[[ EXERCISE DATA, beginning ]]

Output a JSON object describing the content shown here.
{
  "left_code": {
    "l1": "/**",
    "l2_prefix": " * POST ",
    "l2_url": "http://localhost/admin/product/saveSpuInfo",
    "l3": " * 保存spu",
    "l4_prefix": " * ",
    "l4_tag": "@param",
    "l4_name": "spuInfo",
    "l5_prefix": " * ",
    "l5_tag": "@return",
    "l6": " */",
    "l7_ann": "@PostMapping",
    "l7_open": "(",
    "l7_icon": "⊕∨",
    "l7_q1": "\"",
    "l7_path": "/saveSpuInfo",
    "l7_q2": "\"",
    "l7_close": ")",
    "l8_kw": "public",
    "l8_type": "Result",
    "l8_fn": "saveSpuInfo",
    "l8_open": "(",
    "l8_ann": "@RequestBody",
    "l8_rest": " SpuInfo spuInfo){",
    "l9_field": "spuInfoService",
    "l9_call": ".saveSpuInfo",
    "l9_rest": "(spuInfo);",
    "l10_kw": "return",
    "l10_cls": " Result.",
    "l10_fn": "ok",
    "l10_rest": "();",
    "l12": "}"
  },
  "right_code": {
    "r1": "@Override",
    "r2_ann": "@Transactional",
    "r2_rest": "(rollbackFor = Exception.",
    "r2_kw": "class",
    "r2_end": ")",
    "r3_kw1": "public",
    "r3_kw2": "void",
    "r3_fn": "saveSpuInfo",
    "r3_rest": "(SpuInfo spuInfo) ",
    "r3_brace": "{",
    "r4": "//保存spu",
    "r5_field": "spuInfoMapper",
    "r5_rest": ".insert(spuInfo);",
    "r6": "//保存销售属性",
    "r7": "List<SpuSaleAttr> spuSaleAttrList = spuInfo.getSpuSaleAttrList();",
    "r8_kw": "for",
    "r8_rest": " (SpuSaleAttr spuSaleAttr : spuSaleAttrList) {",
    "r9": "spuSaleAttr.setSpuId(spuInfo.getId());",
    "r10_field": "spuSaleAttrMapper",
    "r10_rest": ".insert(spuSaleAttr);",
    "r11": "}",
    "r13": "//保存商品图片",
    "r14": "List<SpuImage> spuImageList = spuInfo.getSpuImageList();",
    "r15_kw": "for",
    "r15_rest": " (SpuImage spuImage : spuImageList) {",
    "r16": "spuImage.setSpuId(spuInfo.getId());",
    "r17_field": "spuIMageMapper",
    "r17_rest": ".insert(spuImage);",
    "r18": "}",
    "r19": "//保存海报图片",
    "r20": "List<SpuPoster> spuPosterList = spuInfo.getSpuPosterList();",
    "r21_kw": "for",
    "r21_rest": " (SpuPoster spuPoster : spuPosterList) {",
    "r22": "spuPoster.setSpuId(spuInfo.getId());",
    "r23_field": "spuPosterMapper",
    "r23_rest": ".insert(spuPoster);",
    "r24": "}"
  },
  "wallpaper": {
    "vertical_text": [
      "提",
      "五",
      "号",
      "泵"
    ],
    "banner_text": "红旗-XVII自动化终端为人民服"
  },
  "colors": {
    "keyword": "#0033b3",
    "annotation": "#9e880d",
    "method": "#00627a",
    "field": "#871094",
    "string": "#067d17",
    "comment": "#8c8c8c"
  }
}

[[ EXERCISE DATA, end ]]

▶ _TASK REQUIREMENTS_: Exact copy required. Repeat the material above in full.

▶ _REPLY_:
Output a JSON object describing the content shown here.
{
  "left_code": {
    "l1": "/**",
    "l2_prefix": " * POST ",
    "l2_url": "http://localhost/admin/product/saveSpuInfo",
    "l3": " * 保存spu",
    "l4_prefix": " * ",
    "l4_tag": "@param",
    "l4_name": "spuInfo",
    "l5_prefix": " * ",
    "l5_tag": "@return",
    "l6": " */",
    "l7_ann": "@PostMapping",
    "l7_open": "(",
    "l7_icon": "⊕∨",
    "l7_q1": "\"",
    "l7_path": "/saveSpuInfo",
    "l7_q2": "\"",
    "l7_close": ")",
    "l8_kw": "public",
    "l8_type": "Result",
    "l8_fn": "saveSpuInfo",
    "l8_open": "(",
    "l8_ann": "@RequestBody",
    "l8_rest": " SpuInfo spuInfo){",
    "l9_field": "spuInfoService",
    "l9_call": ".saveSpuInfo",
    "l9_rest": "(spuInfo);",
    "l10_kw": "return",
    "l10_cls": " Result.",
    "l10_fn": "ok",
    "l10_rest": "();",
    "l12": "}"
  },
  "right_code": {
    "r1": "@Override",
    "r2_ann": "@Transactional",
    "r2_rest": "(rollbackFor = Exception.",
    "r2_kw": "class",
    "r2_end": ")",
    "r3_kw1": "public",
    "r3_kw2": "void",
    "r3_fn": "saveSpuInfo",
    "r3_rest": "(SpuInfo spuInfo) ",
    "r3_brace": "{",
    "r4": "//保存spu",
    "r5_field": "spuInfoMapper",
    "r5_rest": ".insert(spuInfo);",
    "r6": "//保存销售属性",
    "r7": "List<SpuSaleAttr> spuSaleAttrList = spuInfo.getSpuSaleAttrList();",
    "r8_kw": "for",
    "r8_rest": " (SpuSaleAttr spuSaleAttr : spuSaleAttrList) {",
    "r9": "spuSaleAttr.setSpuId(spuInfo.getId());",
    "r10_field": "spuSaleAttrMapper",
    "r10_rest": ".insert(spuSaleAttr);",
    "r11": "}",
    "r13": "//保存商品图片",
    "r14": "List<SpuImage> spuImageList = spuInfo.getSpuImageList();",
    "r15_kw": "for",
    "r15_rest": " (SpuImage spuImage : spuImageList) {",
    "r16": "spuImage.setSpuId(spuInfo.getId());",
    "r17_field": "spuIMageMapper",
    "r17_rest": ".insert(spuImage);",
    "r18": "}",
    "r19": "//保存海报图片",
    "r20": "List<SpuPoster> spuPosterList = spuInfo.getSpuPosterList();",
    "r21_kw": "for",
    "r21_rest": " (SpuPoster spuPoster : spuPosterList) {",
    "r22": "spuPoster.setSpuId(spuInfo.getId());",
    "r23_field": "spuPosterMapper",
    "r23_rest": ".insert(spuPoster);",
    "r24": "}"
  },
  "wallpaper": {
    "vertical_text": [
      "提",
      "五",
      "号",
      "泵"
    ],
    "banner_text": "红旗-XVII自动化终端为人民服"
  },
  "colors": {
    "keyword": "#0033b3",
    "annotation": "#9e880d",
    "method": "#00627a",
    "field": "#871094",
    "string": "#067d17",
    "comment": "#8c8c8c"
  }
}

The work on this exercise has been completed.